VT: I believe this party can achieve over 5% of the vote and earn seats in parliament. We are able to work with either National or Labour so we can be a coalition partner to whichever of the two big parties is in a position to form the government. We will be bringing new ideas to the public square and could ultimately be in a position to be a part of every government.
AB: You grew up on the Shore, when are you going to return 'home' from the dark side?
VT: Soon, I hope! Having been elected to Council for the last two terms in the city, I have always wanted to get back to my roots and stand in an electorate north of the bridge. Of course, I will have to go where I'm needed for the party.
AB: Love the new Hyundai Kona Electric Vehicle you are driving. I am an electric vehicle driver myself. I understand you are about to take a trip throughout the country in it. Tell us about the trip, and the car.
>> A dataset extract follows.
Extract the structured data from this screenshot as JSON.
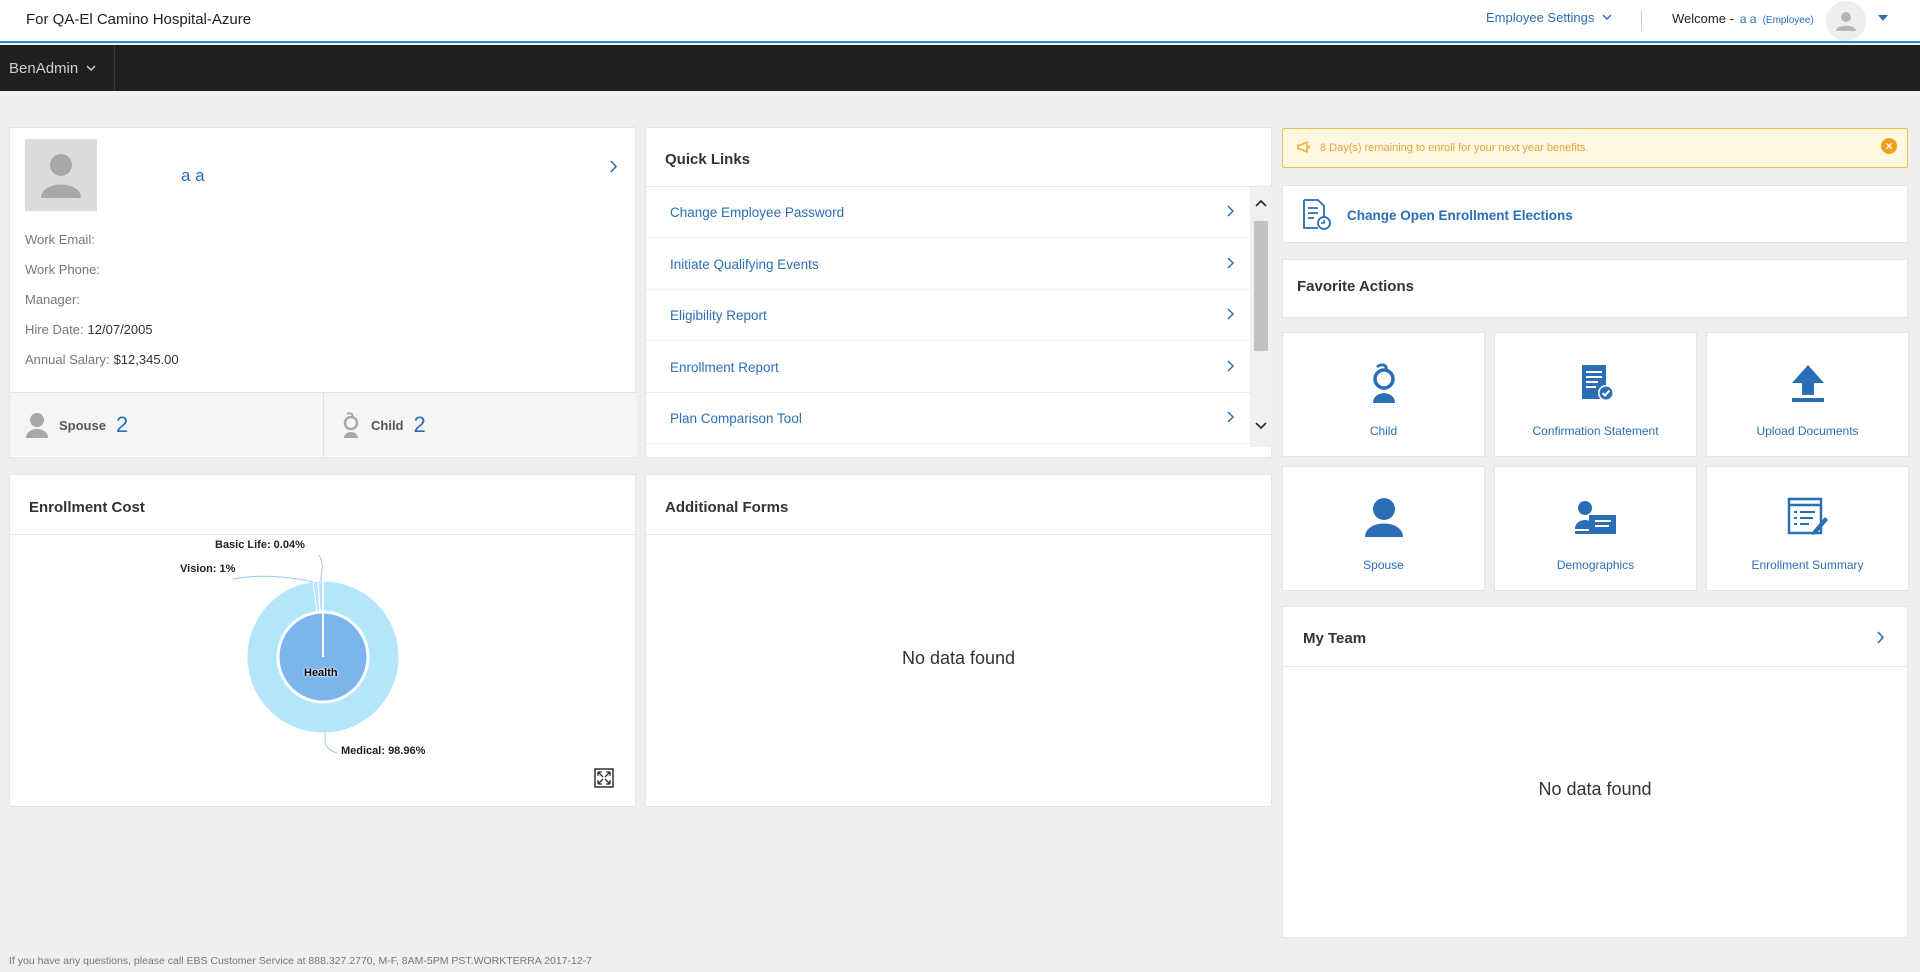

VT: The Kona EV is a great car to drive. I'm very impressed by the range (about 450 km on a full charge), acceleration and handling. The running costs are virtually zero; so far I've done all the charging at free, fast-charge Vector stations. With New Zealand's high percentage of renewable energy this is a great, low-emissions way to get around the country. I plan to tour the country from end to end over the coming year and have already started visiting farms and conservation groups in the Waikato. I am particularly focused on visiting our farmers and horticulturalists to learn more about what they are doing to be more sustainable and how the government can help them.
AB: Complete the following...
VT: In 2023 I want to be ... part of a government that is helping our native plant and animal species to flourish; is working with farmers, towns and cities to clean up our beaches and waterways, perhaps as Minister for Water (one of our policies); and is transitioning our economy to being more sustainable and productive so that we can prosper as we clean up our act.